The Final Mojo

The Ugly 18 Head is a very cool package. Even with medium-output humbuckers, the Ugly 18 will break up at a reasonable volume level. If you want a little more crunch, the Ugly 18 responds well to OD pedals. The real surprise, however, was with both the Strat and hollowbodied single-coil guitars. I think in order to get the most out of the amp, you should consider an A/B/Y box, and loop junkies might consider an Xotic X-Blender or similar device. An external reverb or delay may also help round things out a bit, too. Some may be put off by the somewhat limited EQ options, but the Ugly 18 never sounded murky, ill-defined, shrill or unpleasant. I don’t hesitate to recommend the Ugly 18 for anyone looking for a low-watt, British-voiced amp; it should work well for recording, practice, or small club gigs.
Buy if...
You’re looking for a better-than-average, low-watt, Brit-voiced amp.
Skip if...

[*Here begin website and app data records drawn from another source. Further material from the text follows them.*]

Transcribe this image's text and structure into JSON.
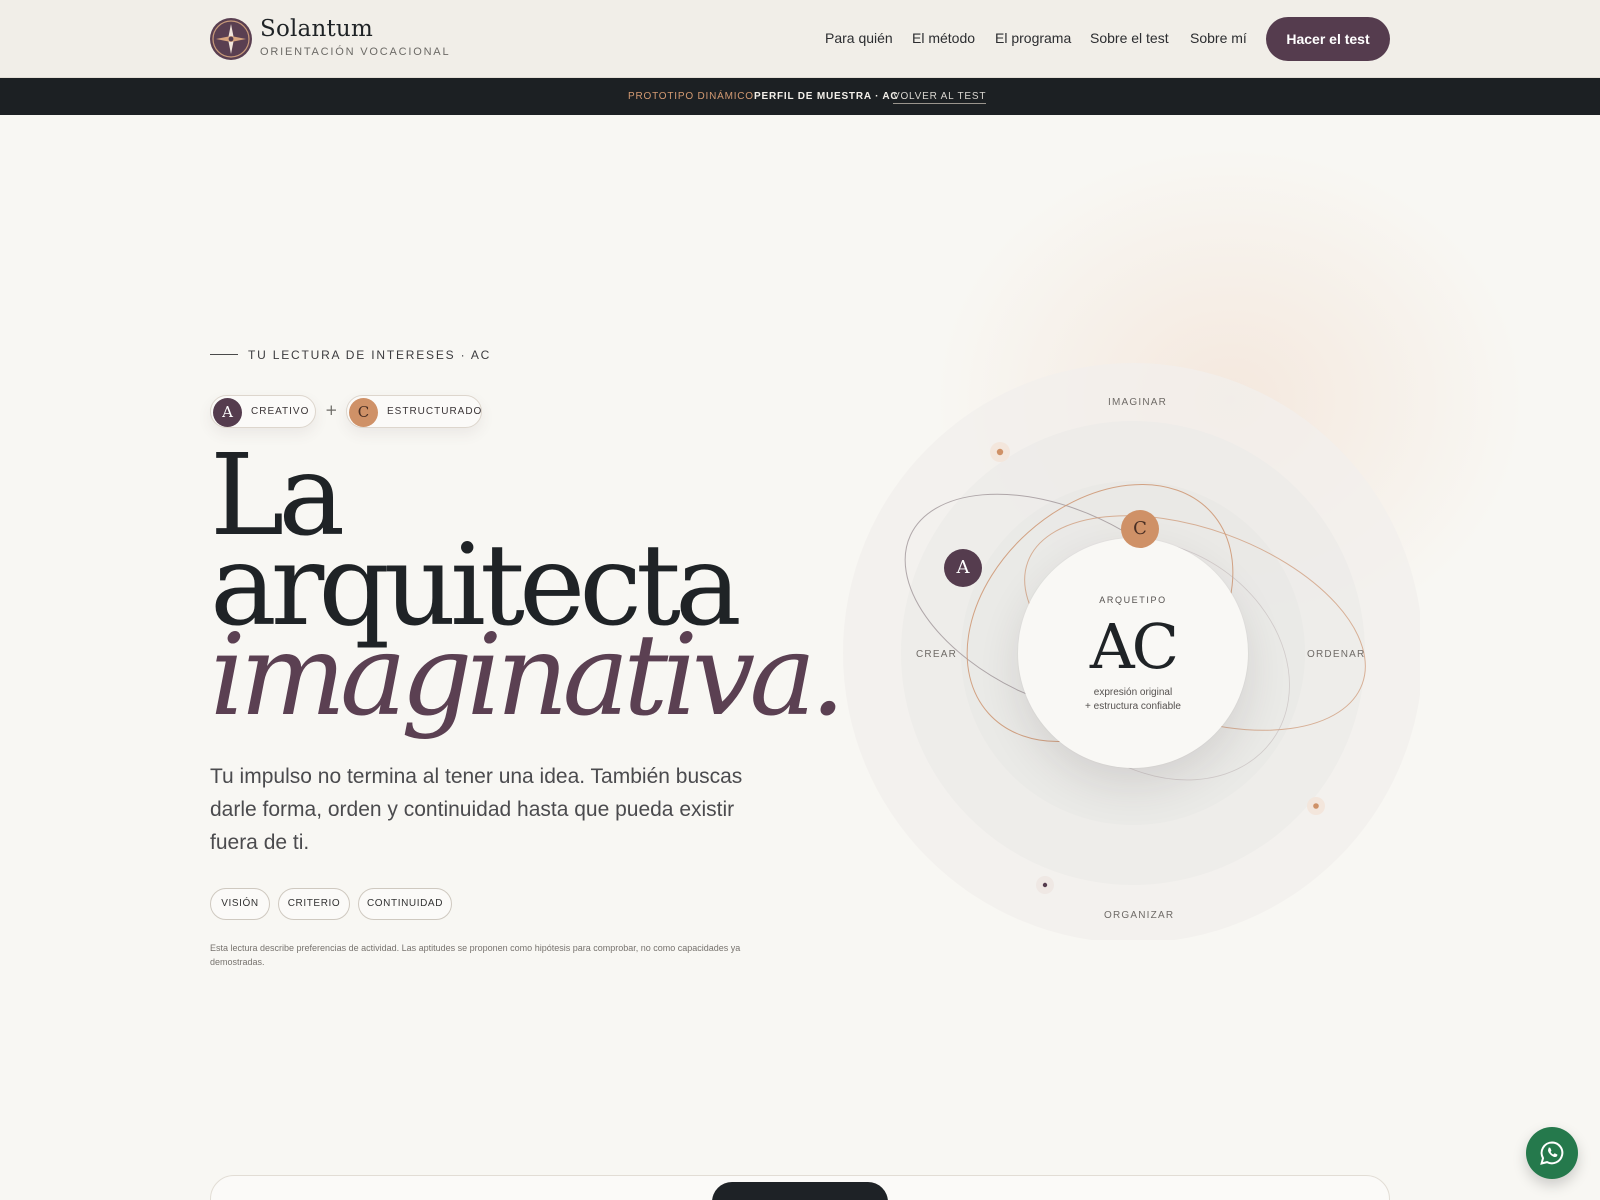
{
  "brand": {
    "name": "Solantum",
    "tagline": "ORIENTACIÓN VOCACIONAL"
  },
  "nav": {
    "items": [
      "Para quién",
      "El método",
      "El programa",
      "Sobre el test",
      "Sobre mí"
    ],
    "cta": "Hacer el test"
  },
  "banner": {
    "prototype": "PROTOTIPO DINÁMICO",
    "sample": "PERFIL DE MUESTRA · AC",
    "back": "VOLVER AL TEST"
  },
  "hero": {
    "eyebrow": "TU LECTURA DE INTERESES · AC",
    "chips": [
      {
        "letter": "A",
        "label": "CREATIVO"
      },
      {
        "letter": "C",
        "label": "ESTRUCTURADO"
      }
    ],
    "plus": "+",
    "headline": [
      "La",
      "arquitecta",
      "imaginativa."
    ],
    "lede": "Tu impulso no termina al tener una idea. También buscas darle forma, orden y continuidad hasta que pueda existir fuera de ti.",
    "tags": [
      "VISIÓN",
      "CRITERIO",
      "CONTINUIDAD"
    ],
    "disclaimer": "Esta lectura describe preferencias de actividad. Las aptitudes se proponen como hipótesis para comprobar, no como capacidades ya demostradas."
  },
  "diagram": {
    "axes": {
      "top": "IMAGINAR",
      "left": "CREAR",
      "right": "ORDENAR",
      "bottom": "ORGANIZAR"
    },
    "core": {
      "eyebrow": "ARQUETIPO",
      "code": "AC",
      "desc_line1": "expresión original",
      "desc_line2": "+ estructura confiable"
    },
    "nodes": {
      "a": "A",
      "c": "C"
    }
  },
  "colors": {
    "accent_plum": "#553c4e",
    "accent_copper": "#cf9167",
    "banner_bg": "#1c2023",
    "whatsapp_green": "#25794c"
  },
  "icons": {
    "logo": "compass-rose-icon",
    "floating_action": "whatsapp-icon"
  }
}
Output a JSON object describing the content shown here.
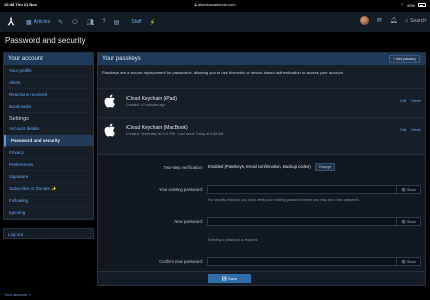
{
  "status_bar": {
    "time": "10:48",
    "date": "Thu 21 Nov",
    "url": "atomicacademia.com",
    "battery": "42%"
  },
  "nav": {
    "articles": "Articles",
    "staff": "Staff",
    "search": "Search"
  },
  "page_title": "Password and security",
  "sidebar": {
    "header": "Your account",
    "items_top": [
      "Your profile",
      "Alerts",
      "Reactions received",
      "Bookmarks"
    ],
    "settings_label": "Settings",
    "items_settings": [
      "Account details",
      "Password and security",
      "Privacy",
      "Preferences",
      "Signature",
      "Subscribe or Donate ✨",
      "Following",
      "Ignoring"
    ],
    "active_item": "Password and security",
    "logout": "Log out"
  },
  "footer": {
    "account_link": "Your account ˅"
  },
  "passkeys": {
    "title": "Your passkeys",
    "add_button": "+ Add passkey",
    "description": "Passkeys are a secure replacement for passwords, allowing you to use biometric or device-based authentication to access your account.",
    "items": [
      {
        "name": "iCloud Keychain (iPad)",
        "meta": "Created: 15 minutes ago",
        "edit": "Edit",
        "delete": "Delete"
      },
      {
        "name": "iCloud Keychain (MacBook)",
        "meta": "Created: Yesterday at 3:31 PM · Last used: Today at 9:58 AM",
        "edit": "Edit",
        "delete": "Delete"
      }
    ]
  },
  "form": {
    "two_step_label": "Two-step verification:",
    "two_step_value": "Enabled (Passkeys, Email confirmation, Backup codes)",
    "change_button": "Change",
    "existing_label": "Your existing password:",
    "existing_hint": "For security reasons, you must verify your existing password before you may set a new password.",
    "new_label": "New password:",
    "new_hint": "Entering a password is required.",
    "confirm_label": "Confirm new password:",
    "show_label": "Show",
    "save_button": "Save"
  }
}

You absolutely, positively can’t live without reverb and an effects loop.

List (as tested) $799 - Ugly Amps -